- PROVIDED ENTRIES:
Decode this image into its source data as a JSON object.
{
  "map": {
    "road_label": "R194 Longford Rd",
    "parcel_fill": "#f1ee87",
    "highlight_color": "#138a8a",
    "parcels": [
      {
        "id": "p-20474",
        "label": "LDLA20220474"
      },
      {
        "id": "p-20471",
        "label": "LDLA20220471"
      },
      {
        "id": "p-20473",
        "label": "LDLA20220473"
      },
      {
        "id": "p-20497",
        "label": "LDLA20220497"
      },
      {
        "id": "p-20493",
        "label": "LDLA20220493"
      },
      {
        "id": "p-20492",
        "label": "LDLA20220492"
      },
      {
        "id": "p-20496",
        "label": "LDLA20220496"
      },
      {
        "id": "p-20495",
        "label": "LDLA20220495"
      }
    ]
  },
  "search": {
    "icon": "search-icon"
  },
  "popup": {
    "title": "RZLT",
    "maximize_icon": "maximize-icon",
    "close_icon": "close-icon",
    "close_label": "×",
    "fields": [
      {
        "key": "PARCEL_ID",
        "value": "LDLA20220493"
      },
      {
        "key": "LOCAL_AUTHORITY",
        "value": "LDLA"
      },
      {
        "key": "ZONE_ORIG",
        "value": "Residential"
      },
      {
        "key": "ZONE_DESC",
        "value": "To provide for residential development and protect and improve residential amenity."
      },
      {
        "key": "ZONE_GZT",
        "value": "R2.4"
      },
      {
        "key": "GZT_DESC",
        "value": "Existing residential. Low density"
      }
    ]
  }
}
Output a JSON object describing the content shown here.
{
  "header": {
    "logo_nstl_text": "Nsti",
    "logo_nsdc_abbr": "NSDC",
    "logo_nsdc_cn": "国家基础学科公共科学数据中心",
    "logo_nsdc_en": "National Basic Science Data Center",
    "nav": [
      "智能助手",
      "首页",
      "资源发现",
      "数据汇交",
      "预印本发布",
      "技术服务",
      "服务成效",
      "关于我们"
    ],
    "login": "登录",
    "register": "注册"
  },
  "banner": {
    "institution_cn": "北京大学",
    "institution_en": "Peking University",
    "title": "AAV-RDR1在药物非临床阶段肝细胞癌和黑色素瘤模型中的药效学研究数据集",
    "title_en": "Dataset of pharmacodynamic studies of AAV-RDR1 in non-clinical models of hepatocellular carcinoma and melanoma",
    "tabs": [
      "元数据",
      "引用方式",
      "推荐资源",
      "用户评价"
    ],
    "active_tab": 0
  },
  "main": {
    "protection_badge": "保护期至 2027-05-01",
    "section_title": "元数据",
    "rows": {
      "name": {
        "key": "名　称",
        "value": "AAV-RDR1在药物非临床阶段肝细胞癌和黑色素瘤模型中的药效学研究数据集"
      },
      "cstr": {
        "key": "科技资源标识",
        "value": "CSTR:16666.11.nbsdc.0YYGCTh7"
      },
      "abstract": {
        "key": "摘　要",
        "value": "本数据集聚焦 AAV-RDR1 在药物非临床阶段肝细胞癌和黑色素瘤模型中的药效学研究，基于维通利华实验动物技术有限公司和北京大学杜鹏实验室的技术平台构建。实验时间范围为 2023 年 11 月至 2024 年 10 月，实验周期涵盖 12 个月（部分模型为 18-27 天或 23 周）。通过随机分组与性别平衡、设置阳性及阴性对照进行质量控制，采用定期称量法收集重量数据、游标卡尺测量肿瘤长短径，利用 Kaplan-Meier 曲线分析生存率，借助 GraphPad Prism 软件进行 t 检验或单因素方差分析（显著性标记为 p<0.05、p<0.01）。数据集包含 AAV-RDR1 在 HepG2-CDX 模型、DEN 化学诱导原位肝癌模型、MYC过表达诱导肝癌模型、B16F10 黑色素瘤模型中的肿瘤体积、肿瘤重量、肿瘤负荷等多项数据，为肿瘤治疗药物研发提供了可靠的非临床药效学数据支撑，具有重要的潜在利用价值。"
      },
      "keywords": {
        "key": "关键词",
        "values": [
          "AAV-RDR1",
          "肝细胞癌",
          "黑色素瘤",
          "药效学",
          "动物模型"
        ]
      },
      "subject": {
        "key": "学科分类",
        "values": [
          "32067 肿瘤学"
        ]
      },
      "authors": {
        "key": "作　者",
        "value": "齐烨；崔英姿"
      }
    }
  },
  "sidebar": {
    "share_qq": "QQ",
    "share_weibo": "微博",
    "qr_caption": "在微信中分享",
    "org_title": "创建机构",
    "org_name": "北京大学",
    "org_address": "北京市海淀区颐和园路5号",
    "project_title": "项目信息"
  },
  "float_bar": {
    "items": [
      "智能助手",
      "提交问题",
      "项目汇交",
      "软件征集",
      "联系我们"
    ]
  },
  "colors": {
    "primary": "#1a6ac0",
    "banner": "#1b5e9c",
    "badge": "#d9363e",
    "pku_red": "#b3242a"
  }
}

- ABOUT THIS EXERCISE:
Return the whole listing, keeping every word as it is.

- FINISHED TASK:
Decode this image into its source data as a JSON object.
{
  "map": {
    "road_label": "R194 Longford Rd",
    "parcel_fill": "#f1ee87",
    "highlight_color": "#138a8a",
    "parcels": [
      {
        "id": "p-20474",
        "label": "LDLA20220474"
      },
      {
        "id": "p-20471",
        "label": "LDLA20220471"
      },
      {
        "id": "p-20473",
        "label": "LDLA20220473"
      },
      {
        "id": "p-20497",
        "label": "LDLA20220497"
      },
      {
        "id": "p-20493",
        "label": "LDLA20220493"
      },
      {
        "id": "p-20492",
        "label": "LDLA20220492"
      },
      {
        "id": "p-20496",
        "label": "LDLA20220496"
      },
      {
        "id": "p-20495",
        "label": "LDLA20220495"
      }
    ]
  },
  "search": {
    "icon": "search-icon"
  },
  "popup": {
    "title": "RZLT",
    "maximize_icon": "maximize-icon",
    "close_icon": "close-icon",
    "close_label": "×",
    "fields": [
      {
        "key": "PARCEL_ID",
        "value": "LDLA20220493"
      },
      {
        "key": "LOCAL_AUTHORITY",
        "value": "LDLA"
      },
      {
        "key": "ZONE_ORIG",
        "value": "Residential"
      },
      {
        "key": "ZONE_DESC",
        "value": "To provide for residential development and protect and improve residential amenity."
      },
      {
        "key": "ZONE_GZT",
        "value": "R2.4"
      },
      {
        "key": "GZT_DESC",
        "value": "Existing residential. Low density"
      }
    ]
  }
}
Output a JSON object describing the content shown here.
{
  "header": {
    "logo_nstl_text": "Nsti",
    "logo_nsdc_abbr": "NSDC",
    "logo_nsdc_cn": "国家基础学科公共科学数据中心",
    "logo_nsdc_en": "National Basic Science Data Center",
    "nav": [
      "智能助手",
      "首页",
      "资源发现",
      "数据汇交",
      "预印本发布",
      "技术服务",
      "服务成效",
      "关于我们"
    ],
    "login": "登录",
    "register": "注册"
  },
  "banner": {
    "institution_cn": "北京大学",
    "institution_en": "Peking University",
    "title": "AAV-RDR1在药物非临床阶段肝细胞癌和黑色素瘤模型中的药效学研究数据集",
    "title_en": "Dataset of pharmacodynamic studies of AAV-RDR1 in non-clinical models of hepatocellular carcinoma and melanoma",
    "tabs": [
      "元数据",
      "引用方式",
      "推荐资源",
      "用户评价"
    ],
    "active_tab": 0
  },
  "main": {
    "protection_badge": "保护期至 2027-05-01",
    "section_title": "元数据",
    "rows": {
      "name": {
        "key": "名　称",
        "value": "AAV-RDR1在药物非临床阶段肝细胞癌和黑色素瘤模型中的药效学研究数据集"
      },
      "cstr": {
        "key": "科技资源标识",
        "value": "CSTR:16666.11.nbsdc.0YYGCTh7"
      },
      "abstract": {
        "key": "摘　要",
        "value": "本数据集聚焦 AAV-RDR1 在药物非临床阶段肝细胞癌和黑色素瘤模型中的药效学研究，基于维通利华实验动物技术有限公司和北京大学杜鹏实验室的技术平台构建。实验时间范围为 2023 年 11 月至 2024 年 10 月，实验周期涵盖 12 个月（部分模型为 18-27 天或 23 周）。通过随机分组与性别平衡、设置阳性及阴性对照进行质量控制，采用定期称量法收集重量数据、游标卡尺测量肿瘤长短径，利用 Kaplan-Meier 曲线分析生存率，借助 GraphPad Prism 软件进行 t 检验或单因素方差分析（显著性标记为 p<0.05、p<0.01）。数据集包含 AAV-RDR1 在 HepG2-CDX 模型、DEN 化学诱导原位肝癌模型、MYC过表达诱导肝癌模型、B16F10 黑色素瘤模型中的肿瘤体积、肿瘤重量、肿瘤负荷等多项数据，为肿瘤治疗药物研发提供了可靠的非临床药效学数据支撑，具有重要的潜在利用价值。"
      },
      "keywords": {
        "key": "关键词",
        "values": [
          "AAV-RDR1",
          "肝细胞癌",
          "黑色素瘤",
          "药效学",
          "动物模型"
        ]
      },
      "subject": {
        "key": "学科分类",
        "values": [
          "32067 肿瘤学"
        ]
      },
      "authors": {
        "key": "作　者",
        "value": "齐烨；崔英姿"
      }
    }
  },
  "sidebar": {
    "share_qq": "QQ",
    "share_weibo": "微博",
    "qr_caption": "在微信中分享",
    "org_title": "创建机构",
    "org_name": "北京大学",
    "org_address": "北京市海淀区颐和园路5号",
    "project_title": "项目信息"
  },
  "float_bar": {
    "items": [
      "智能助手",
      "提交问题",
      "项目汇交",
      "软件征集",
      "联系我们"
    ]
  },
  "colors": {
    "primary": "#1a6ac0",
    "banner": "#1b5e9c",
    "badge": "#d9363e",
    "pku_red": "#b3242a"
  }
}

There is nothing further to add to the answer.